August 20, 2013
Op-Ed By Jamil Khoury
In the aftermath of Trayvon Martin’s slaying and the subsequent acquittal of George Zimmerman, Americans are yet again face-to-face with our nation’s ugly legacy of racial profiling. At Chicago’s Silk Road Rising, that legacy plays out on stage in our Midwest premiere production of Jonas Hassen Khemiri’s Invasion! An 80-minute full-frontal assault on the racial profiling of Muslim and Arab men, Invasion! is a torrent of humor, irony, and self-reflection. And it has certainly sparked controversy.
Theater is, ideally, an arena for inciting discourse and dialogue about the urgent matters of our day. As someone who “immigrated” to theater as an activist, I have trouble understanding those in this sector who separate art from public policy and social change. For Silk Road Rising, the politics are the point. It’s about creating art that compels us to ponder, question, debate and act. We believe Invasion! does just this for the problem of racial profiling.
Racial profiling operates under the presumed innocence of white people and the presumed guilt of people of color. It establishes tiers of citizenship based solely on appearance. It violates the Constitution’s 14th Amendment, which guarantees equal protection under the law. And in addition to being morally and ethically wrong, racial profiling doesn’t work. By shifting suspicion from behavior to race, racial profiling syphons limited resources and distracts law enforcement from doing its job. What does work is good old-fashioned police work — tracking suspicious behavior, gathering evidence, collecting testimonies and building partnerships with communities.
Nevertheless, this dangerous and long-discredited practice sure has its proponents, particularly when targeting Muslims, African Americans and immigrants. I believe those proponents are speaking from a place of racial and religious animus, not pragmatic problem-solving (lest we forget the internment of Japanese Americans during the Second World War). As artistic leader of a playwright-centric theater, I like to think I know something about language and speech. This may explain my resistance to those who couch this conversation within one about “free speech.” It’s not about the injury and harm caused by racial profiling, it’s about the right to be racist. And we use the presumed “sanctity” of “free speech” to defend our right to be racist. The victims of speech matter infinitely less than the “protection” of speech.

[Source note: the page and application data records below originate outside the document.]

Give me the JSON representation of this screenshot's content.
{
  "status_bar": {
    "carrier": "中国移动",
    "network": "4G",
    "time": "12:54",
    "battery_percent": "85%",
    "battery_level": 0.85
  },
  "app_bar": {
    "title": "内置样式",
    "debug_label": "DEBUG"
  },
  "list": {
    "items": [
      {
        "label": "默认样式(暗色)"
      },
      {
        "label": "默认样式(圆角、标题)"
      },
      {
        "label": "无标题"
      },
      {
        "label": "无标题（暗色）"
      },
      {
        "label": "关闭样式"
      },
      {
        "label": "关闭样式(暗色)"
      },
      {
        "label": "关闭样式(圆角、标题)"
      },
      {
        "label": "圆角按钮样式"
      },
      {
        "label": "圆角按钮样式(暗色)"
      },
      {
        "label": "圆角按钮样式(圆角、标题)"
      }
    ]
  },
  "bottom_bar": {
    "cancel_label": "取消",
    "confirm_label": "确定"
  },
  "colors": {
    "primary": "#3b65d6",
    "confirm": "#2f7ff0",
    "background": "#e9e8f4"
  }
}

The ideology of racial profiling can exist only through the medium of racist speech. Racism is invented by language. American discourse on free speech is notorious for disentangling the so-called exercise of speech from the responsibilities of speech. Our statements have consequences. Islamophobic and anti-Arab speech (in service of racial profiling or otherwise) causes real harm to real people. We all love the adage about fighting bad speech with more speech, but what if no one can hear you? What if fear prevents you from speaking at all? I love the First Amendment, but even the First Amendment does not promise me speech. It protects me from government prosecution after I have spoken. And it was written solely to protect property-owning white males. Period. It’s ethical interpretation depends entirely on us.
The operative word in “free speech” is “free.” But in America, speech isn’t free. Speech is a commodity. The economics of survival are what determine speech. Speech assumes money and resources and access. We sell, barter, auction, and purchase speech in this country. We then translate that speech into perception and reality. The powerful, high visibility, public proponents of racial profiling know all too well the impact of their speech; as a small theater company with meager resources, we know all too well the limits on our speech. The playing field is nowhere close to level, but we’ll grab ourselves some speech whenever and wherever we can. The memory of Trayvon Martin demands it.
Link to original article: http://www.suntimes.com/news/otherviews/22047275-452/racial-profiling-presumes-guilt.html